The task force discovered that sexualization of women was found in practically all media forms, “including television, music videos, music lyrics, movies, magazines, sports media, video games, the Internet and advertising” (Zurbriggen et al., 2007). Examples of advertisements sexualizing females were not hard to find; sexualization was seen in ads for tennis shoes, dolls, and even thongs specifically sized for pre-teen girls (Zurbriggen et al., 2007). Sexualization is not limited to only females; however, men are less likely overall to be displayed in a sexual light. As witnessed in the Abercrombie & Fitch and Hollister Co. advertisements, there is a “narrow and unrealistic standard of physical beauty heavily emphasized” (Zurbriggen et al., 2007). In addition, research has shown that over a 40-year period, the number of ads promoting sexualization has increased (Zurbriggen et al., 2007). As a result, society sexualizes females. Not only do girls have a narrow view of beauty to emulate, but males may have decreased interest in ladies who do not meet the unrealistic standards set by the media (Zurbriggen et al., 2007).
There are other negative effects of sexualization and objectification of women in advertising. Cognitive consequences can occur, such as the inability to focus on anything other than physical appearance. Emotional results include low self-esteem and anxiety. Mental and physical health problems may arise in the forms of depression and eating disorders (Zurbriggen et al., 2007).
From a Biblical perspective, there is nothing positive about sex in advertising. 1 Thessalonians 4:3-5a reads, “For this is the will of God, your sanctification; that is, that you abstain from sexual immorality; that each of you know how to possess his own vessel in sanctification and honor, not in lustful passion” (NASB). Advertisers using sex in an attempt to sell a product are not adhering to the commandments of God, but rather, are seeking the almighty dollar. Matthew 18:7 warns, “Woe to the world because of its stumbling blocks! For it is inevitable that stumbling blocks come; but woe to that man through whom the stumbling block comes” (NASB).
In a society full of visual imagery, it is difficult to turn a blind eye to every negative influence. Advertisers want our business, and they are willing to use powerful displays to get our attention. Teenagers form a target market; unfortunately, companies prey upon their heightened hormones and sexual curiosity to lure them into buying their merchandise. The sensual images and objectification of females and males can lead to negative consequences in the emotional, physical, social, and spiritual lives of adolescents submerged in today’s media. We may not be able to control the advertisers, but we can reinforce healthy, positive standards and Biblical morals to fight against the sexualization that surrounds us through advertising.
Abercrombie & Fitch. (n.d.) Retrieved from http://www.abercrombie.com.
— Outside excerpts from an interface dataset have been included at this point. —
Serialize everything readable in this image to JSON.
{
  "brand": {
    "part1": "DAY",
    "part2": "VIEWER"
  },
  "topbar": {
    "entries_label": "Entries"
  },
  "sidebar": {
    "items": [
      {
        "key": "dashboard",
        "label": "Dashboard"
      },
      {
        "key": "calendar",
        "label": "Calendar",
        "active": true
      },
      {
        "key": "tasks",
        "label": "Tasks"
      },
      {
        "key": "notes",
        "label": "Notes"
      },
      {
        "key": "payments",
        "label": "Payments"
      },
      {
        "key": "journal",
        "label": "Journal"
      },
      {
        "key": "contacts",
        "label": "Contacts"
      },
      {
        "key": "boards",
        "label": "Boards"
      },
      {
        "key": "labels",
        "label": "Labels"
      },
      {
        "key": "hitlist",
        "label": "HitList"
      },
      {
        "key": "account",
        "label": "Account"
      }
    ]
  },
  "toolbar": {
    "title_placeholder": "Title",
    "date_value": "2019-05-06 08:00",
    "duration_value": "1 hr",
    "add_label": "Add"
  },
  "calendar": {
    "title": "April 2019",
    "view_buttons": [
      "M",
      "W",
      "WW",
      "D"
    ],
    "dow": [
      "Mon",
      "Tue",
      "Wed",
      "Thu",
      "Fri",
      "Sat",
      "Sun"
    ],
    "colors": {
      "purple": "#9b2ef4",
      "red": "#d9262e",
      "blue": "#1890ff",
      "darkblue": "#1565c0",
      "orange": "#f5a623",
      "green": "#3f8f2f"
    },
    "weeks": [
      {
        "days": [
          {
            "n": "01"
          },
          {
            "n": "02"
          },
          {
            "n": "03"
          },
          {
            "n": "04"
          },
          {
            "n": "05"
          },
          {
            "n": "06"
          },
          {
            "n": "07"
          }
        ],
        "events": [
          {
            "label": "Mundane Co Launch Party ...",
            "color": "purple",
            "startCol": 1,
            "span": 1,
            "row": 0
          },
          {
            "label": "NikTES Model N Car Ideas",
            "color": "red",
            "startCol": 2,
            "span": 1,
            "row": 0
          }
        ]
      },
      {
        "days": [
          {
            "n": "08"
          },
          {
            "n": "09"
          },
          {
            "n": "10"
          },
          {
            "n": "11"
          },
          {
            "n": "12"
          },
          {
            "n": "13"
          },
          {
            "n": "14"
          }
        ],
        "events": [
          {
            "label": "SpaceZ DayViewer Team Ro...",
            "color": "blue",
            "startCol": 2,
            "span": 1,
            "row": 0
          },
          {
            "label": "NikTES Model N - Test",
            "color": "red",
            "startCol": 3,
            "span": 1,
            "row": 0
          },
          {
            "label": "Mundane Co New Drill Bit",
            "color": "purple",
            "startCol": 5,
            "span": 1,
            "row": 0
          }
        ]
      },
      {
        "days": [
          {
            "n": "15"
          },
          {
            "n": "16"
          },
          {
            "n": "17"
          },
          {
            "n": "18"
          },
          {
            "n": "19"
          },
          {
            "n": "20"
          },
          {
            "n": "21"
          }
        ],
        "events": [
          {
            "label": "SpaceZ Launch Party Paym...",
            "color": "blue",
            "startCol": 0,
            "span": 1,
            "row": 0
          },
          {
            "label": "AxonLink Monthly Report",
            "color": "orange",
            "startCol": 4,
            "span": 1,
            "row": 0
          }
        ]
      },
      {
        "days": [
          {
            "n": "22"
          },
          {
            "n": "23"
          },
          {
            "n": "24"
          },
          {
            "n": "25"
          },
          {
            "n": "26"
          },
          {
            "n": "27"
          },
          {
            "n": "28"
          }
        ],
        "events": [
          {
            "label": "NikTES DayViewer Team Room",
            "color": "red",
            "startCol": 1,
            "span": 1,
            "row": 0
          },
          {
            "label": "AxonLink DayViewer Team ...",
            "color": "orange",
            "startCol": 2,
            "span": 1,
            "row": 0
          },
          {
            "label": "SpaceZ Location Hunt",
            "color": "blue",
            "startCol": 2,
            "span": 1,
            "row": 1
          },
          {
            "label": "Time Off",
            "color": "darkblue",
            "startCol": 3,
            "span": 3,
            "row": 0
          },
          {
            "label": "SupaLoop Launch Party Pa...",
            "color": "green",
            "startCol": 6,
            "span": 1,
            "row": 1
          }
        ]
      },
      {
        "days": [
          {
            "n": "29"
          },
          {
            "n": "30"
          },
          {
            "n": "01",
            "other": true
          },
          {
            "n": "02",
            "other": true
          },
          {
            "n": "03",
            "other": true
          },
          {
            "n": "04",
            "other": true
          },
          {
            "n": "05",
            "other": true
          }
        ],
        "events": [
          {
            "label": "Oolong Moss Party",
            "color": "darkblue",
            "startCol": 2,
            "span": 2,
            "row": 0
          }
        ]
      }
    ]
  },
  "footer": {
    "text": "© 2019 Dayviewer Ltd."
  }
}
Levinson, S. (2013, May 3). Abercrombie & fitch ceo explains why he hates fat chicks. Retrieved from http://elitedaily.com/news/world/abercrombie-fitch-ceo-explains-why-he- hates-fat-chicks/.
Mulkeen, M. (2010, September 2). Hollister’s immersive retail experience. Retrieved from http://www.postadvertising.com/2010/09/hollisters-immersive-retail-experience/.
New American Standard Bible. Ultrathin Reference Edition. The Lockman Foundation. La Habra, CA: Foundation Publications, Inc., 1998. Print.
Reagan, C. (2013, May 30). Teen angst: Retailers fight for relevance. Retrieved from http://www.cnbc.com/id/100774191.
Zurbriggen, E.L., Collins, R.L., Lamb, S., Roberts, T., Tolman, D.L., Ward, L.M., & Blake, J. (2007). Report of the apa task force on the sexualization of girls. Retrieved from http://www.apa.org/pi/women/programs/girls/report.aspx.